It is telling that this measure was noncontroversial. We remember the reaction in 2002 to the proposal that bars – gasp! – be made smokefree. One would have thought that the world was going to end.
Continue reading D.C. parks, bus shelters to be smokefree
The Washington Post is backing a smokefree parks and bus shelters measure that the Council tentatively approved in July.
In an editorial that ran over the weekend, the paper wrote:
The move to restrict outdoor smoking, also supported by Mayor Vincent C. Gray’s administration, is an encouraging sign of the council’s renewed interest in trying to discourage smoking.
The paper noted the lack of opposition to making outdoor areas smokefree, saying that it is likely a reflection of the public’s lowered tolerance for smoking.
The paper suggested that the measure is good but isn’t enough, rightly noting that D.C. needs to ensure that money is dedicated annually to tobacco control measures:
Anything that discourages smoking and protects people from the harmful effects of secondhand smoke is worthwhile. But the city needs to do more than extend outdoor smoking restrictions if it wants a truly effective and comprehensive tobacco prevention program. … The District has lagged in mounting a comprehensive tobacco prevention program; the Centers for Disease Control and Prevention (CDC) ranked D.C. 35th among states in the funding of cessation programs. The $495,000 cited by the CDC for fiscal 2013 is an improvement over the previous year, when no money was allocated.

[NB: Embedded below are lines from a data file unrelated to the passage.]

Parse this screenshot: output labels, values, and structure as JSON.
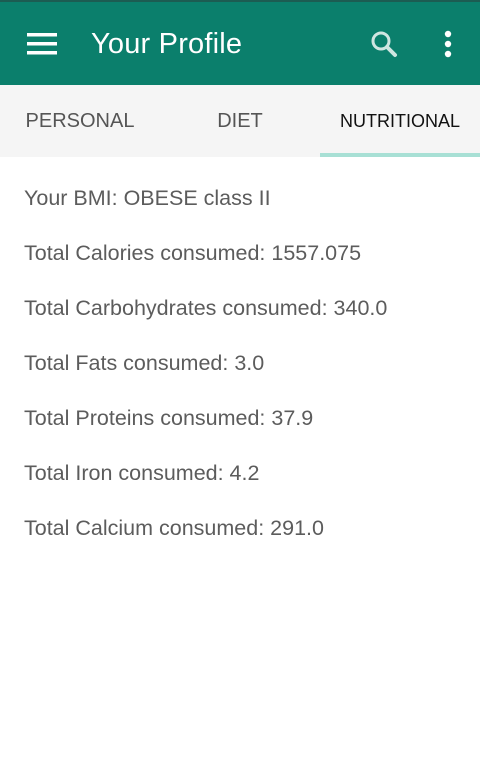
{
  "toolbar": {
    "title": "Your Profile",
    "background_color": "#0b7f6c",
    "icons": [
      "menu-icon",
      "search-icon",
      "more-vert-icon"
    ]
  },
  "tabs": [
    {
      "label": "PERSONAL",
      "active": false
    },
    {
      "label": "DIET",
      "active": false
    },
    {
      "label": "NUTRITIONAL",
      "active": true
    }
  ],
  "accent_color": "#a8e0d5",
  "stats": [
    "Your BMI: OBESE class II",
    "Total Calories consumed: 1557.075",
    "Total Carbohydrates consumed: 340.0",
    "Total Fats consumed: 3.0",
    "Total Proteins consumed: 37.9",
    "Total Iron consumed: 4.2",
    "Total Calcium consumed: 291.0"
  ]
}
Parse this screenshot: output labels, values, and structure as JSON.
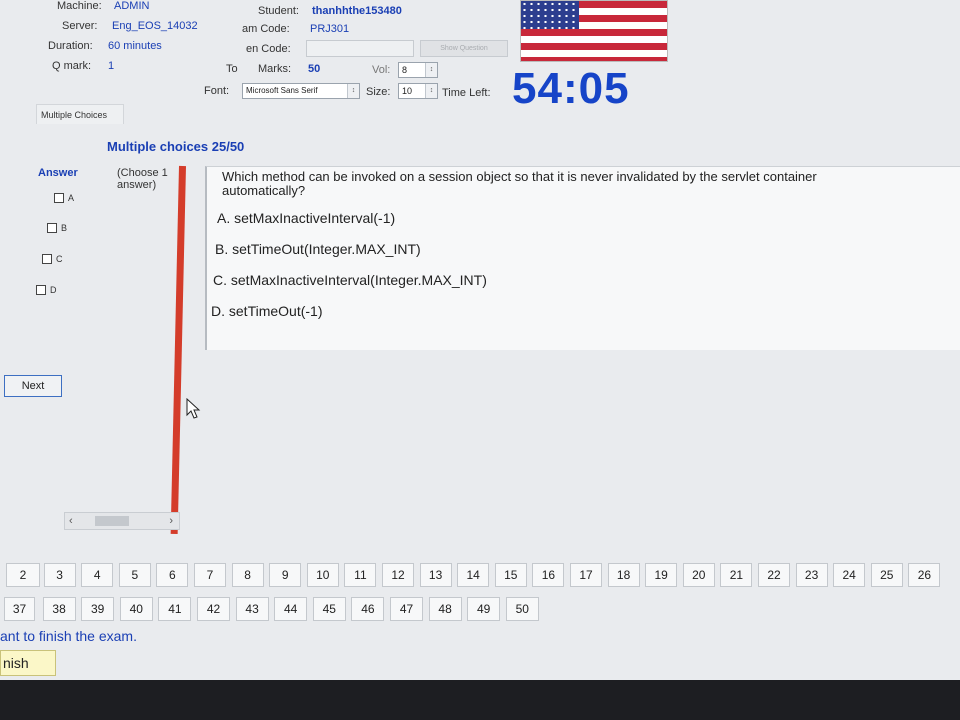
{
  "header": {
    "machine_label": "Machine:",
    "machine_value": "ADMIN",
    "server_label": "Server:",
    "server_value": "Eng_EOS_14032",
    "duration_label": "Duration:",
    "duration_value": "60 minutes",
    "qmark_label": "Q mark:",
    "qmark_value": "1",
    "student_label": "Student:",
    "student_value": "thanhhthe153480",
    "exam_code_label": "am Code:",
    "exam_code_value": "PRJ301",
    "open_code_label": "en Code:",
    "show_question_label": "Show Question",
    "total_marks_label": "Marks:",
    "total_marks_value": "50",
    "total_marks_prefix": "To",
    "vol_label": "Vol:",
    "vol_value": "8",
    "font_label": "Font:",
    "font_value": "Microsoft Sans Serif",
    "size_label": "Size:",
    "size_value": "10",
    "time_left_label": "Time Left:",
    "time_left_value": "54:05"
  },
  "tab": {
    "label": "Multiple Choices"
  },
  "section_title": "Multiple choices 25/50",
  "answer_panel": {
    "header": "Answer",
    "hint": "(Choose 1 answer)",
    "choices": [
      "A",
      "B",
      "C",
      "D"
    ]
  },
  "question": {
    "text": "Which method can be invoked on a session object so that it is never invalidated by the servlet container automatically?",
    "options": [
      "A. setMaxInactiveInterval(-1)",
      "B. setTimeOut(Integer.MAX_INT)",
      "C. setMaxInactiveInterval(Integer.MAX_INT)",
      "D. setTimeOut(-1)"
    ]
  },
  "next_label": "Next",
  "nav_row1": [
    "2",
    "3",
    "4",
    "5",
    "6",
    "7",
    "8",
    "9",
    "10",
    "11",
    "12",
    "13",
    "14",
    "15",
    "16",
    "17",
    "18",
    "19",
    "20",
    "21",
    "22",
    "23",
    "24",
    "25",
    "26"
  ],
  "nav_row2": [
    "37",
    "38",
    "39",
    "40",
    "41",
    "42",
    "43",
    "44",
    "45",
    "46",
    "47",
    "48",
    "49",
    "50"
  ],
  "finish_note": "ant to finish the exam.",
  "finish_label": "nish",
  "icons": {
    "flag": "us-flag-icon",
    "scroll_left": "chevron-left-icon",
    "scroll_right": "chevron-right-icon",
    "cursor": "mouse-cursor-icon"
  }
}
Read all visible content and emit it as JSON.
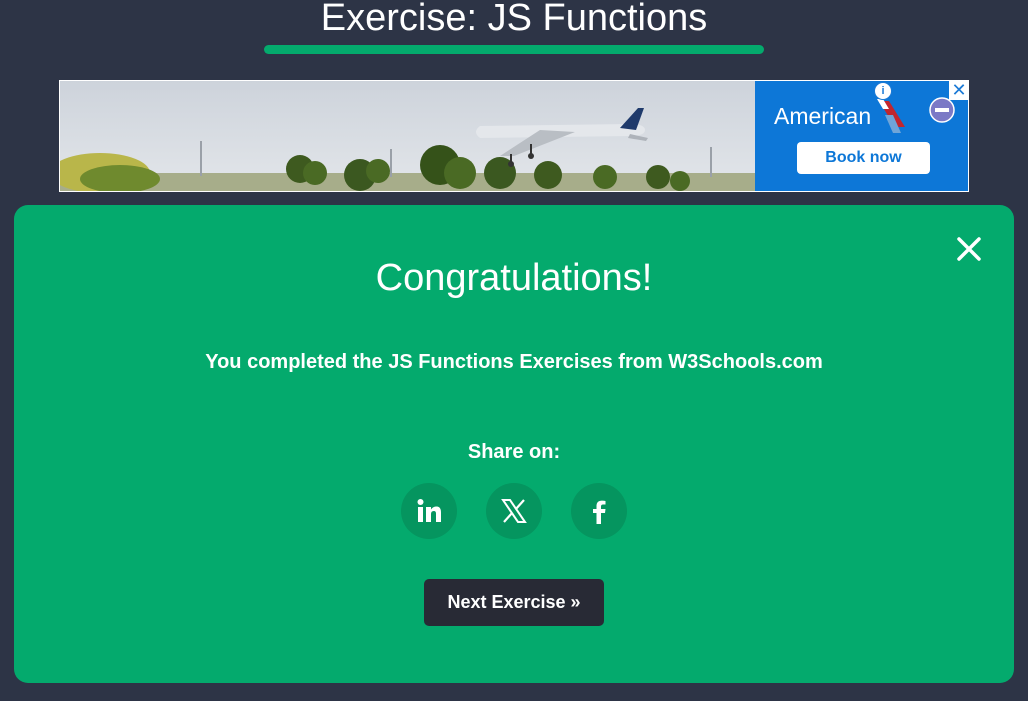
{
  "page": {
    "title": "Exercise: JS Functions",
    "progress_percent": 100
  },
  "ad": {
    "brand_name": "American",
    "cta_label": "Book now",
    "info_icon": "info-icon",
    "close_icon": "close-icon",
    "photo_subject": "airplane-takeoff-photo",
    "colors": {
      "brand_panel": "#0d77d7"
    }
  },
  "modal": {
    "heading": "Congratulations!",
    "message": "You completed the JS Functions Exercises from W3Schools.com",
    "share_label": "Share on:",
    "share_buttons": [
      {
        "name": "LinkedIn",
        "icon": "linkedin-icon"
      },
      {
        "name": "X",
        "icon": "x-icon"
      },
      {
        "name": "Facebook",
        "icon": "facebook-icon"
      }
    ],
    "next_label": "Next Exercise »",
    "close_icon": "close-icon",
    "colors": {
      "background": "#04aa6d",
      "next_button": "#282a35"
    }
  }
}
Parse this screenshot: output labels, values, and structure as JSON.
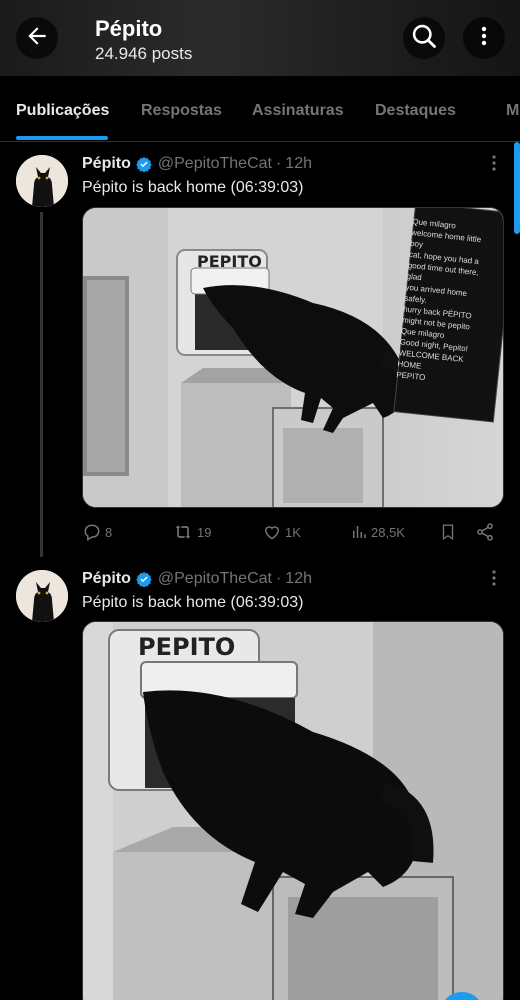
{
  "header": {
    "title": "Pépito",
    "post_count": "24.946 posts",
    "back_icon": "arrow-left-icon",
    "search_icon": "search-icon",
    "more_icon": "more-vertical-icon"
  },
  "tabs": [
    {
      "label": "Publicações",
      "active": true
    },
    {
      "label": "Respostas",
      "active": false
    },
    {
      "label": "Assinaturas",
      "active": false
    },
    {
      "label": "Destaques",
      "active": false
    },
    {
      "label": "M",
      "active": false
    }
  ],
  "colors": {
    "accent": "#1d9bf0",
    "muted": "#71767b",
    "text": "#e7e9ea",
    "background": "#000000"
  },
  "posts": [
    {
      "name": "Pépito",
      "handle": "@PepitoTheCat",
      "separator": "·",
      "time": "12h",
      "text": "Pépito is back home (06:39:03)",
      "media": {
        "flap_label": "PEPITO",
        "chat_lines": [
          "Que milagro",
          "welcome home little boy",
          "cat, hope you had a",
          "good time out there, glad",
          "you arrived home safely.",
          "hurry back PÉPITO",
          "might not be pepito",
          "Que milagro",
          "Good night, Pepito!",
          "WELCOME BACK HOME",
          "PEPITO"
        ]
      },
      "actions": {
        "replies": "8",
        "reposts": "19",
        "likes": "1K",
        "views": "28,5K"
      }
    },
    {
      "name": "Pépito",
      "handle": "@PepitoTheCat",
      "separator": "·",
      "time": "12h",
      "text": "Pépito is back home (06:39:03)",
      "media": {
        "flap_label": "PEPITO"
      }
    }
  ]
}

A final Council vote is expected in September.
flickr photo courtesy of Garry Knight
The D.C. government soon will notify hookah bars that are operating without an exemption to the smokefree workplace law that they are breaking the law.
Smokefree DC notified the city in April about more than half a dozen establishments that were permitting smoking indoors without having a certificate of exemption from the Department of Health.
The Department of Health explained to us that it was difficult to enforce the smokefree law because of the way the penalties were written — a violation calls for a criminal penalty, which means the police must get involved. The department has told us that it is taking a couple of steps to remedy this.
First, it has put into place emergency rules that make a violation of the law a civil matter. Second, it has designated DOH food inspectors to enforce the smokefree law. Third, it is forming an interagency task force consisting of representatives from other agencies. The idea is to enforce the smokefree workplace law from a variety of angles.
In an email sent today to Smokefree DC, a DOH representative said:
As we continue to work on a comprehensive enforcement strategy, the DOH Food Safety and Hygiene Inspection Services team will investigate complaints and issue fines. In the coming weeks we will conduct an educational campaign for the restaurant community about Smoke free Workplaces and allow a voluntary cease and desist period. We expect fine enforcement to begin in mid/late September.
We appreciate the city taking the steps necessary to ensure the integrity of the smokefree workplace law.